He was pressured more often than any Southampton player last season (18.8 pressures per 90) but demonstrated the technical prowess to withstanding that press. Lavia completed 86.2% of his passes for Southampton – the most of any player – but what’s more impressive is that accuracy rate fell to only 79% when he was pressured by an opponent. That figure puts him on par with players like Thiago at Liverpool or former Southampton man Pierre-Emile Hojberg, at Tottenham.
Lavia’s composure to retain possession in the chaos of midfield shows a maturity and technical skillset that goes beyond his years.
Manchester City do have a buy-back option on the midfielder, but it doesn’t activate until 2024. And at £40m it’s not exactly cheap. As a result, there’s a small window in which another club might want to snap him up.
Great fit for: Liverpool
The great midfield rebuild is on at Liverpool. While they need plenty more reinforcements, Lavia would represent an energetic, young and talented addition to the squad.
Jürgen Klopp’s side suffered from a lack of depth and energy in midfield at times this season, and Lavia could genuinely immediately compete for a first-team place as the likes Jordan Henderson, Thiago and Fabinho age out.
Mohammed Salisu is last on our shopping list and might be the bargain of the lot. The Ghanian international has just one year left on his contract at Southampton and the club might be forced be forced to sell him for a slashed price to avoid losing him for free next year.
Salisu played just once in the last 17 games for Southampton in all competitions, suffering from a recurring hip injury that kept him out of action. Although whether all those absences were purely injury-related is questionable. The centre-back was reportedly left out of recent Southampton matchday squads due to doubts over his commitment.
Prior to that injury, though, Salisu had started 21 of Southampton’s first 22 league games of the campaign and continued to showcase his impressive array of talents.

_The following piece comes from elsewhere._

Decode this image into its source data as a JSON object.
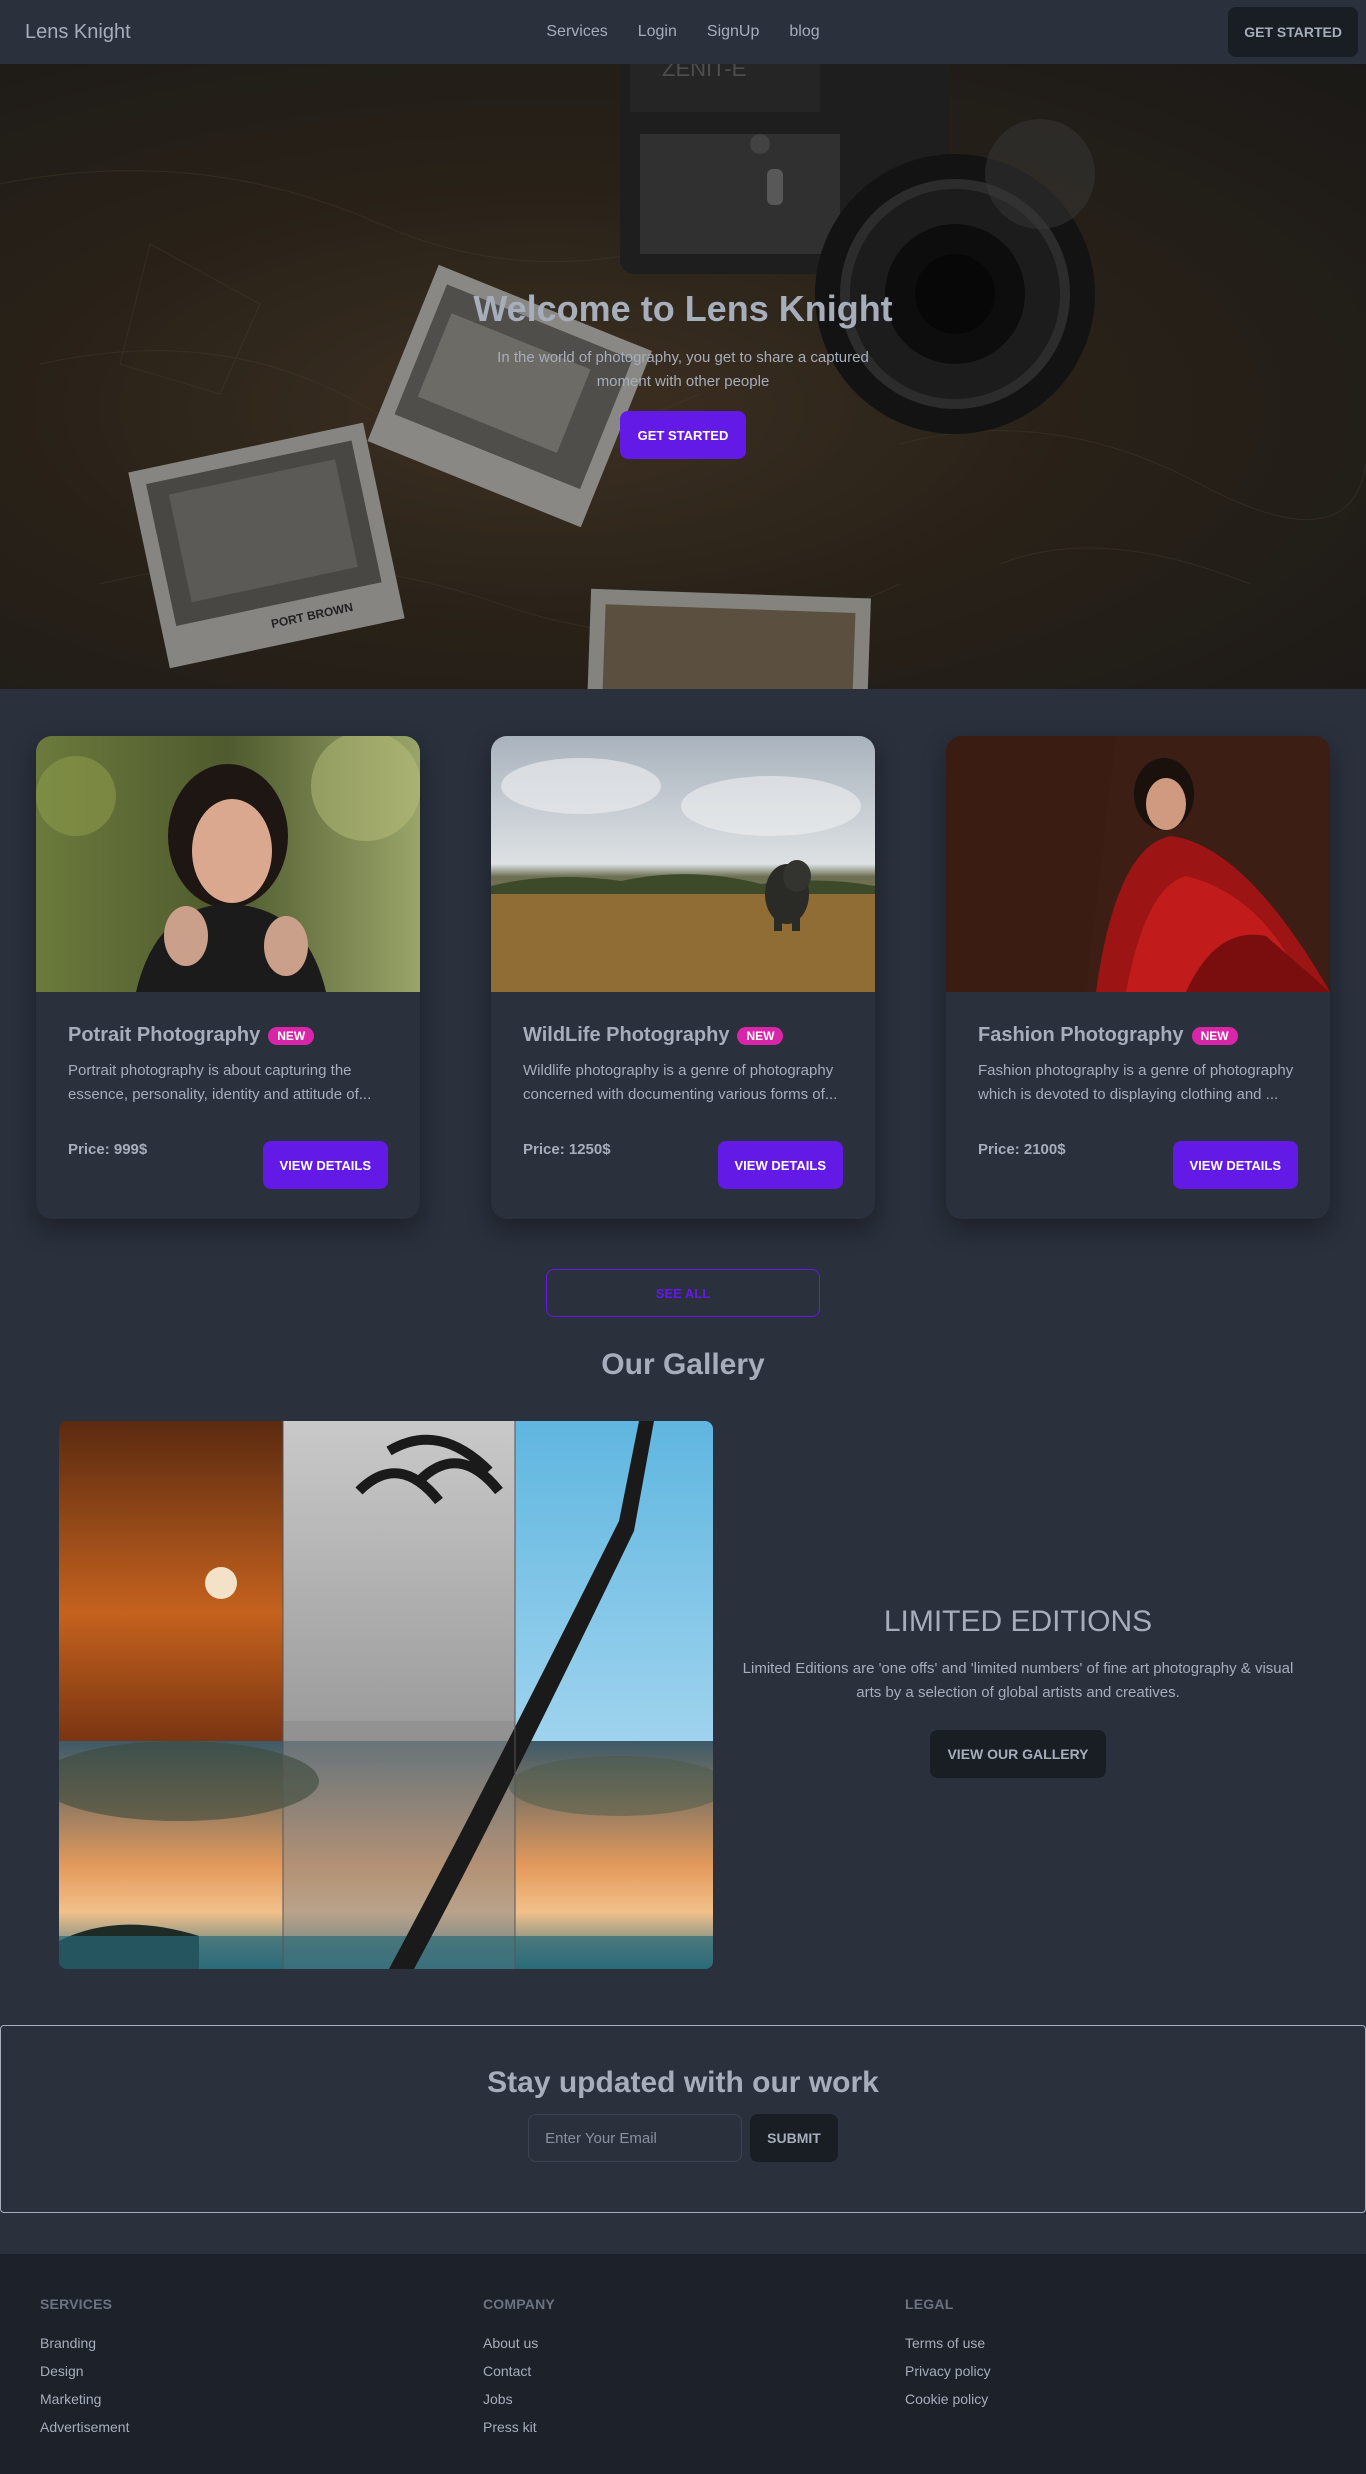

He is aggressive and combative off the ball, winning possession 7.2 times per 90 minutes played, and leading all Southampton defenders for aerials won per 90 last season. Just three central defenders in the entire league (Cristian Romero, Pascal Struijk and Felipe) attempted more tackles than his 2.4 per game. His statistical profile paints a picture of a front-foot defender, who’s strong in the challenge and frequently looks to contest loose balls.

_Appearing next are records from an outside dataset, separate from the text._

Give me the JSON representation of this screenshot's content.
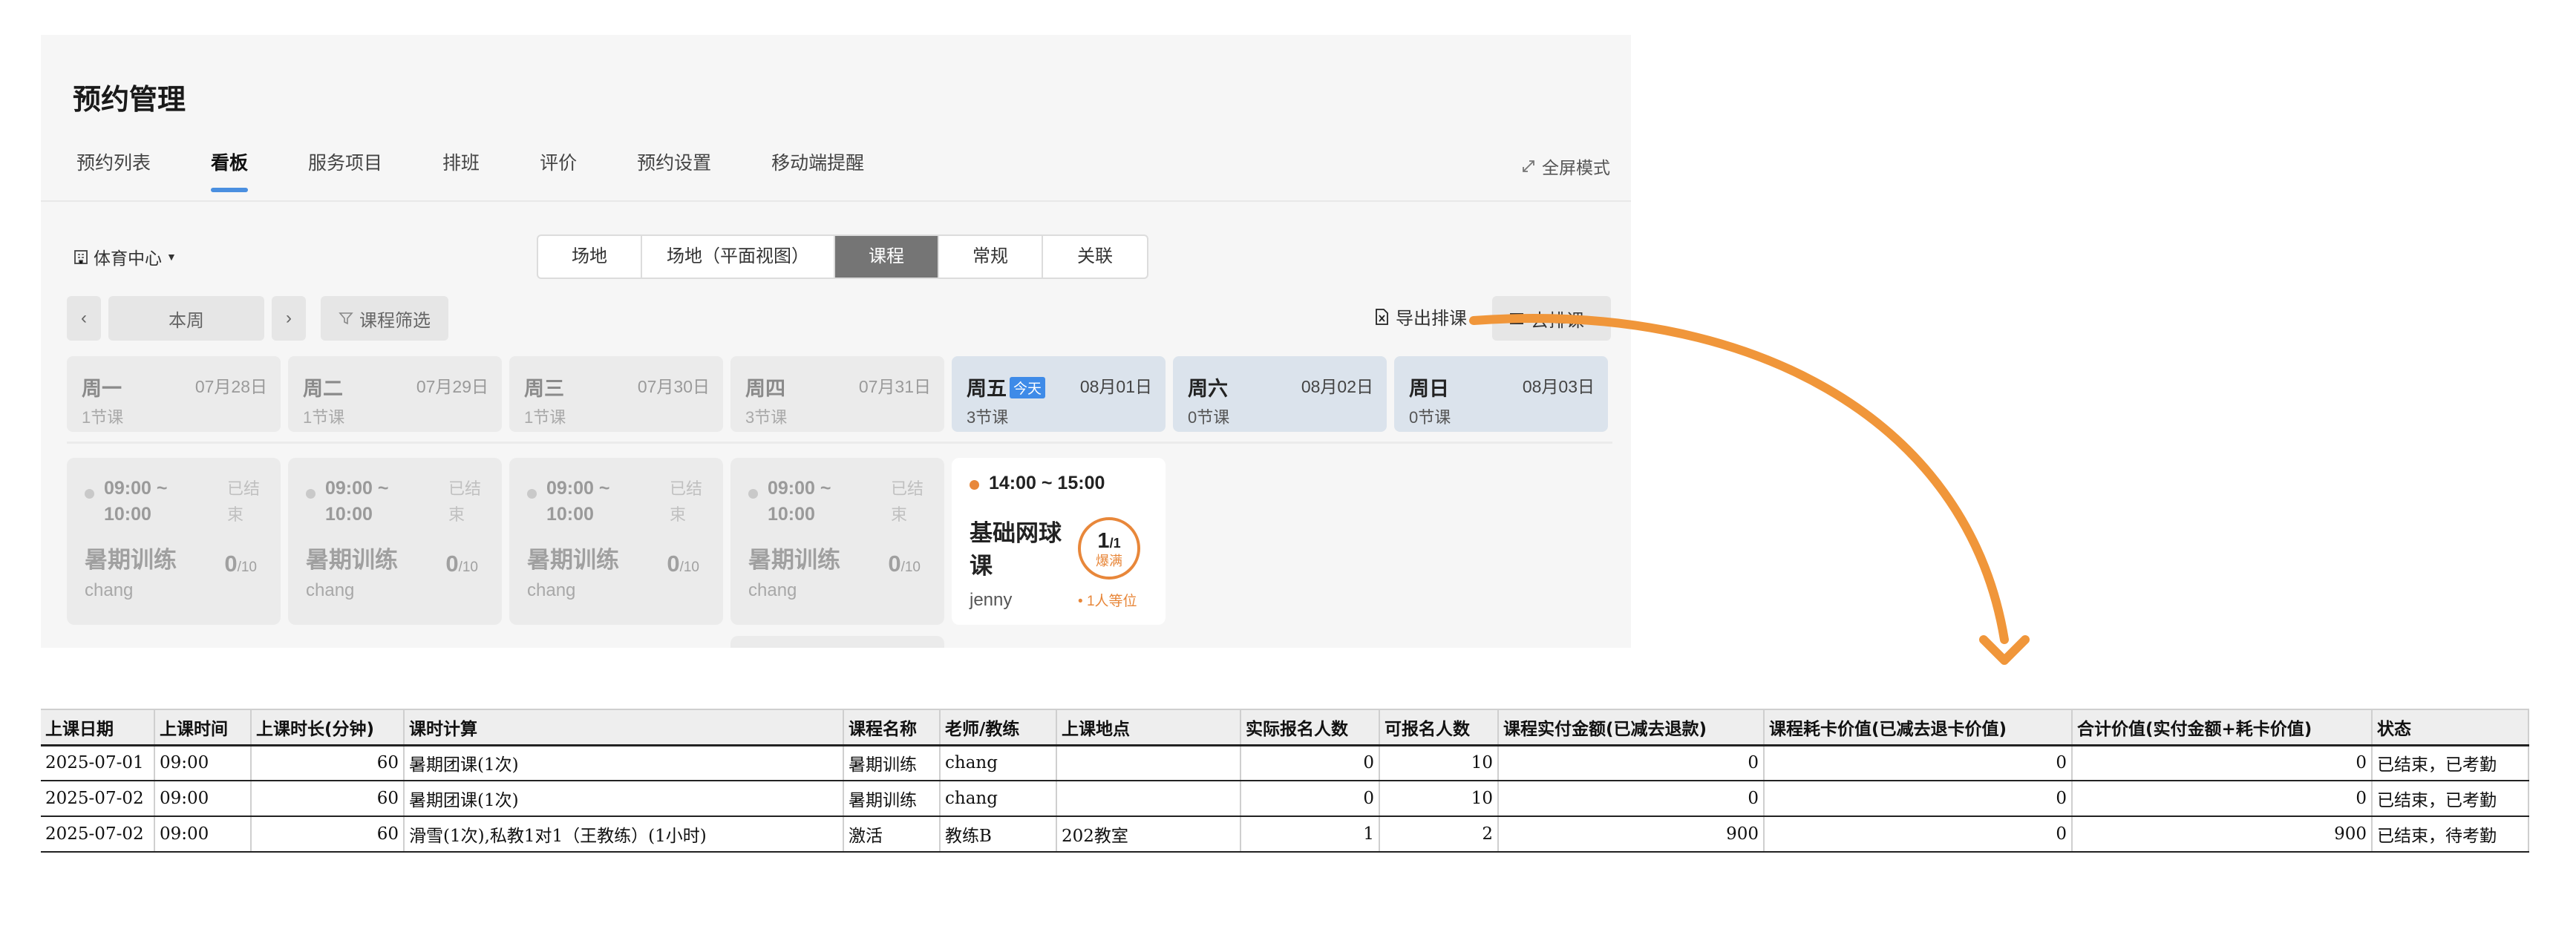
{
  "page_title": "预约管理",
  "tabs": [
    {
      "label": "预约列表",
      "active": false
    },
    {
      "label": "看板",
      "active": true
    },
    {
      "label": "服务项目",
      "active": false
    },
    {
      "label": "排班",
      "active": false
    },
    {
      "label": "评价",
      "active": false
    },
    {
      "label": "预约设置",
      "active": false
    },
    {
      "label": "移动端提醒",
      "active": false
    }
  ],
  "fullscreen_label": "全屏模式",
  "venue_select": "体育中心",
  "view_modes": [
    {
      "label": "场地",
      "active": false
    },
    {
      "label": "场地（平面视图）",
      "active": false
    },
    {
      "label": "课程",
      "active": true
    },
    {
      "label": "常规",
      "active": false
    },
    {
      "label": "关联",
      "active": false
    }
  ],
  "week_nav": {
    "prev": "‹",
    "current": "本周",
    "next": "›",
    "filter": "课程筛选"
  },
  "actions": {
    "export": "导出排课",
    "remove": "去排课"
  },
  "days": [
    {
      "name": "周一",
      "date": "07月28日",
      "count": "1节课",
      "today": false,
      "highlight": false
    },
    {
      "name": "周二",
      "date": "07月29日",
      "count": "1节课",
      "today": false,
      "highlight": false
    },
    {
      "name": "周三",
      "date": "07月30日",
      "count": "1节课",
      "today": false,
      "highlight": false
    },
    {
      "name": "周四",
      "date": "07月31日",
      "count": "3节课",
      "today": false,
      "highlight": false
    },
    {
      "name": "周五",
      "date": "08月01日",
      "count": "3节课",
      "today": true,
      "highlight": true
    },
    {
      "name": "周六",
      "date": "08月02日",
      "count": "0节课",
      "today": false,
      "highlight": true
    },
    {
      "name": "周日",
      "date": "08月03日",
      "count": "0节课",
      "today": false,
      "highlight": true
    }
  ],
  "today_label": "今天",
  "cards": [
    {
      "time": "09:00 ~ 10:00",
      "status": "已结束",
      "course": "暑期训练",
      "teacher": "chang",
      "booked": "0",
      "capacity": "/10"
    },
    {
      "time": "09:00 ~ 10:00",
      "status": "已结束",
      "course": "暑期训练",
      "teacher": "chang",
      "booked": "0",
      "capacity": "/10"
    },
    {
      "time": "09:00 ~ 10:00",
      "status": "已结束",
      "course": "暑期训练",
      "teacher": "chang",
      "booked": "0",
      "capacity": "/10"
    },
    {
      "time": "09:00 ~ 10:00",
      "status": "已结束",
      "course": "暑期训练",
      "teacher": "chang",
      "booked": "0",
      "capacity": "/10"
    }
  ],
  "active_card": {
    "time": "14:00 ~ 15:00",
    "course": "基础网球课",
    "teacher": "jenny",
    "booked": "1",
    "capacity": "/1",
    "full_label": "爆满",
    "waitlist": "1人等位"
  },
  "colors": {
    "accent": "#4a8fe0",
    "orange": "#e8873a",
    "segment_active": "#757575",
    "today_badge": "#3e8be8"
  },
  "export_table": {
    "headers": [
      "上课日期",
      "上课时间",
      "上课时长(分钟)",
      "课时计算",
      "课程名称",
      "老师/教练",
      "上课地点",
      "实际报名人数",
      "可报名人数",
      "课程实付金额(已减去退款)",
      "课程耗卡价值(已减去退卡价值)",
      "合计价值(实付金额+耗卡价值)",
      "状态"
    ],
    "rows": [
      [
        "2025-07-01",
        "09:00",
        "60",
        "暑期团课(1次)",
        "暑期训练",
        "chang",
        "",
        "0",
        "10",
        "0",
        "0",
        "0",
        "已结束，已考勤"
      ],
      [
        "2025-07-02",
        "09:00",
        "60",
        "暑期团课(1次)",
        "暑期训练",
        "chang",
        "",
        "0",
        "10",
        "0",
        "0",
        "0",
        "已结束，已考勤"
      ],
      [
        "2025-07-02",
        "09:00",
        "60",
        "滑雪(1次),私教1对1（王教练）(1小时)",
        "激活",
        "教练B",
        "202教室",
        "1",
        "2",
        "900",
        "0",
        "900",
        "已结束，待考勤"
      ]
    ]
  }
}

But in possession there is also a more cultured side to Salisu’s game. For starters, he gets on the ball a lot for Southampton. Last season, he averaged more touches per game than any other Saints player.
And with the ball at his feet, he’s one of Southampton’s most progressive passers. Salisu completed 2.9 progressive passes per 90 last season; the only player to play any meaningful minutes for the club to better that rate was Stuart Armstrong (4.1 per 90).

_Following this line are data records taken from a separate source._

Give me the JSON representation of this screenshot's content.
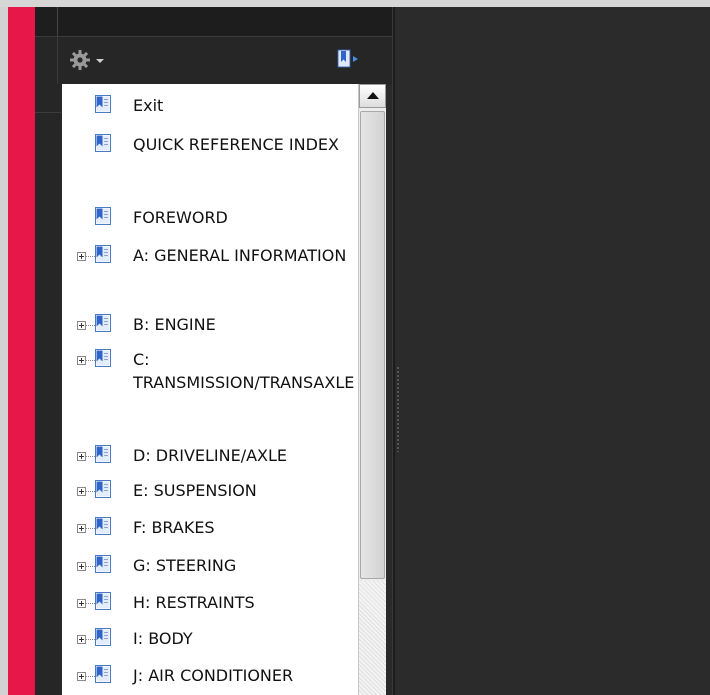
{
  "colors": {
    "accent_strip": "#e8174a",
    "panel_bg": "#262626",
    "doc_bg": "#2b2b2b",
    "tree_bg": "#ffffff"
  },
  "toolbar": {
    "options_icon": "gear-icon",
    "expand_icon": "bookmark-expand-icon"
  },
  "bookmarks": [
    {
      "label": "Exit",
      "expandable": false
    },
    {
      "label": "QUICK REFERENCE INDEX",
      "expandable": false
    },
    {
      "label": "FOREWORD",
      "expandable": false
    },
    {
      "label": "A: GENERAL INFORMATION",
      "expandable": true
    },
    {
      "label": "B: ENGINE",
      "expandable": true
    },
    {
      "label": "C: TRANSMISSION/TRANSAXLE",
      "expandable": true
    },
    {
      "label": "D: DRIVELINE/AXLE",
      "expandable": true
    },
    {
      "label": "E: SUSPENSION",
      "expandable": true
    },
    {
      "label": "F: BRAKES",
      "expandable": true
    },
    {
      "label": "G: STEERING",
      "expandable": true
    },
    {
      "label": "H: RESTRAINTS",
      "expandable": true
    },
    {
      "label": "I: BODY",
      "expandable": true
    },
    {
      "label": "J: AIR CONDITIONER",
      "expandable": true
    }
  ]
}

Overall, 8% of all Salisu’s completed passes were progressive – the fifth-highest rate of any centre-back in the league – which demonstrates not only an ability, but an intent, to break opposition lines.
His assist for Romain Perraud’s consolation goal against Newcastle, while ultimately meaningless in the grander picture of Southampton’s season, showcased his skill as a passer, and the benefit of having a left-footed central defender.
His through-ball split Newcastle’s middle and defensive lines, cutting out three players in the process.
Great fit for: Everton
Salisu is an aerially dominant, physical, and front-foot defender. All the fundamentals are there.
A move to Everton under Sean Dyche would make a lot of sense. The Toffees are reportedly interested in the Ghanian and Salisu would offer them an immediate partner for James Tarkowski in the centre of defence. Yerry Mina has struggled to stay fit, while Conor Coady probably isn’t a long-term solution. Plus, Salisu’s left-footedness offers something that Everton’s other first-choice centre-halves do not.